Clearly one-third of our younger generations will be caring for both their children and their ageing parents and we are seeing the early signs now as health ministries begin to adjust their service strategies. Our family-sourced care providers will need to learn new skills in order to avoid the very real possibility of caregiver burnout.
Last week you read the article Sometimes Our Loved Ones Bad Behavior Shows Up When Others Don’t this week article three is all about emotional wear and tear.
The Wear and Tear is Emotional, Mental, and Spiritual Not Just Physical
We often assume that burnout, when it comes to care giving, is primarily physical and it is. However, it is not limited to just the physical realm. 24/7 care is also very emotionally draining, mentally overwhelming, and challenging for the spirit. This full person burnout shows up in many ways:
- Feelings of being overwhelmed
- A deep sense of being stuck
- A sense of resentment and frustration
- No feeling of hope or light at the end of the tunnel
- A cluttered living environment
- Lack of a personal social life
- No self-care practices
- Financial stresses

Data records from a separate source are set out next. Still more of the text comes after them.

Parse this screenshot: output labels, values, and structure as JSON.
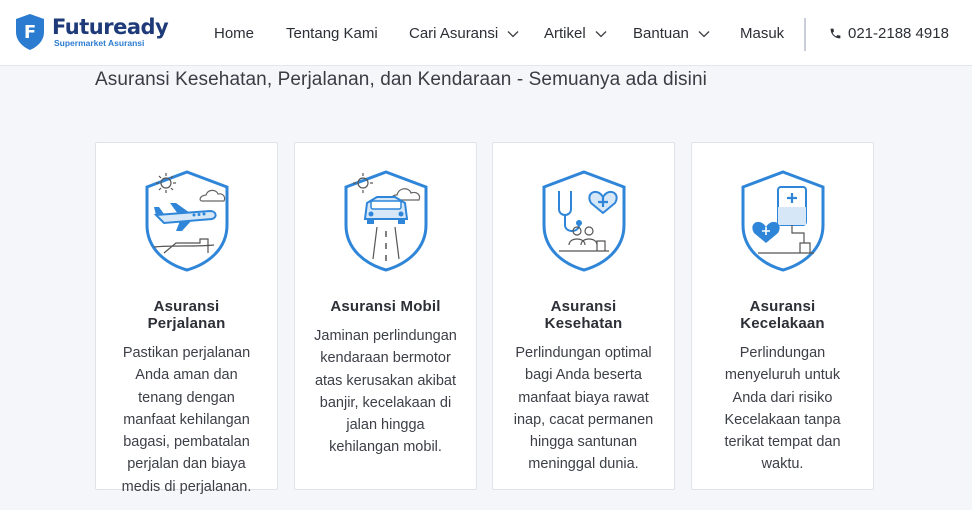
{
  "brand": {
    "name": "Futuready",
    "tagline": "Supermarket Asuransi",
    "badge_letter": "F"
  },
  "nav": {
    "items": [
      {
        "label": "Home",
        "dropdown": false
      },
      {
        "label": "Tentang Kami",
        "dropdown": false
      },
      {
        "label": "Cari Asuransi",
        "dropdown": true
      },
      {
        "label": "Artikel",
        "dropdown": true
      },
      {
        "label": "Bantuan",
        "dropdown": true
      },
      {
        "label": "Masuk",
        "dropdown": false
      }
    ],
    "phone": "021-2188 4918",
    "phone_icon": "phone-icon"
  },
  "hero": {
    "subtitle": "Asuransi Kesehatan, Perjalanan, dan Kendaraan - Semuanya ada disini"
  },
  "cards": [
    {
      "icon": "travel-shield-icon",
      "title_line1": "Asuransi",
      "title_line2": "Perjalanan",
      "desc": [
        "Pastikan perjalanan",
        "Anda aman dan",
        "tenang dengan",
        "manfaat kehilangan",
        "bagasi, pembatalan",
        "perjalan dan biaya",
        "medis di perjalanan."
      ]
    },
    {
      "icon": "car-shield-icon",
      "title_line1": "Asuransi Mobil",
      "title_line2": "",
      "desc": [
        "Jaminan perlindungan",
        "kendaraan bermotor",
        "atas kerusakan akibat",
        "banjir, kecelakaan di",
        "jalan hingga",
        "kehilangan mobil."
      ]
    },
    {
      "icon": "health-shield-icon",
      "title_line1": "Asuransi",
      "title_line2": "Kesehatan",
      "desc": [
        "Perlindungan optimal",
        "bagi Anda beserta",
        "manfaat biaya rawat",
        "inap, cacat permanen",
        "hingga santunan",
        "meninggal dunia."
      ]
    },
    {
      "icon": "accident-shield-icon",
      "title_line1": "Asuransi",
      "title_line2": "Kecelakaan",
      "desc": [
        "Perlindungan",
        "menyeluruh untuk",
        "Anda dari risiko",
        "Kecelakaan tanpa",
        "terikat tempat dan",
        "waktu."
      ]
    }
  ],
  "colors": {
    "brand_navy": "#1e3a78",
    "brand_blue": "#2b7bd0",
    "icon_blue": "#2f86d8",
    "page_bg": "#f4f6fa"
  }
}
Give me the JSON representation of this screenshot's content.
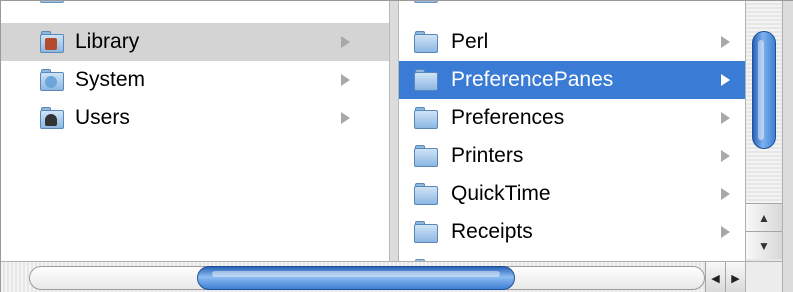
{
  "column1": {
    "items": [
      {
        "label": "Library",
        "icon": "library-folder-icon",
        "state": "path"
      },
      {
        "label": "System",
        "icon": "system-folder-icon",
        "state": "normal"
      },
      {
        "label": "Users",
        "icon": "users-folder-icon",
        "state": "normal"
      }
    ]
  },
  "column2": {
    "items": [
      {
        "label": "Perl",
        "icon": "folder-icon",
        "state": "normal"
      },
      {
        "label": "PreferencePanes",
        "icon": "folder-icon",
        "state": "selected"
      },
      {
        "label": "Preferences",
        "icon": "folder-icon",
        "state": "normal"
      },
      {
        "label": "Printers",
        "icon": "folder-icon",
        "state": "normal"
      },
      {
        "label": "QuickTime",
        "icon": "folder-icon",
        "state": "normal"
      },
      {
        "label": "Receipts",
        "icon": "folder-icon",
        "state": "normal"
      }
    ]
  },
  "colors": {
    "selection": "#3a7bd5",
    "path_highlight": "#d4d4d4",
    "scroll_thumb": "#3f7fd3"
  },
  "scroll": {
    "vertical_up": "▲",
    "vertical_down": "▼",
    "horizontal_left": "◀",
    "horizontal_right": "▶"
  }
}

These are only eight of the many symptoms of caregiver burnout. They give you a flavor of what to look for in yourself as a caregiver or in family members who are in that position. Let’s look at three of these symptoms a little more closely
1. A deep sense of being stuck:
Often after a length of time giving care for a loved one 24/7 the caregiver seems unable to make even the simplest of decisions. This is a result of two things as far as I can see.
1) The intense single-minded focus care giving requires.
2) The mind numbing number of details 24/7 care giving consists of.
When faced with a choice of giving care to their loved one or handling household demands guess which one wins the day! Yes the loved one, and as a result the ‘other’ tasks then tend to build up and over time the caregiver sinks in the quick sand of household details. Sometimes even the simplest of decisions becomes a monster to deal with – “Should I go out for some fresh air?” becomes a huge and impossible decision to make. The feeling of being stuck is real and paralyzing.
2. A cluttered living environment:
Stemming from the ‘being stuck’ issue is the cluttered living environment. When giving 24/7 care to a dying loved one putting out the garbage can become meaningless when compared to being there for an ill family member. Along with household clutter can come all the props and equipment and furniture that are required to support the one receiving care. The home can become jam packed with ‘stuff’. The physical clutter often represents and makes worse the mental ‘clutter’ the caregiver is holding – as within so without.
Linked to the clutter are emotions. Emotions that reflect care for your loved one. To begin letting go of the ‘stuff’ is also the beginning of the outward letting go of your dying family member. Even though to others the clutter looks much like a fire hazard or a safety issue often time the one giving care cannot even ‘see’ it.
It is important to de-clutter the space, sometimes with a determined firm hand, while being patient and gentle as the caregiver is also letting go of the one they are caring for.
3. Lack of a personal social life:
When the one giving care to a family member is on 24/7 duty everything, including their own social life mistakenly takes a very far back seat. It may seem noble to give up friends and social outings yet it is these very normal and basic facets of life that bring balance to care giving. If you notice this going on for yourself or for a family member giving care make sure you schedule in regular weekly social outings that have nothing to do with giving care.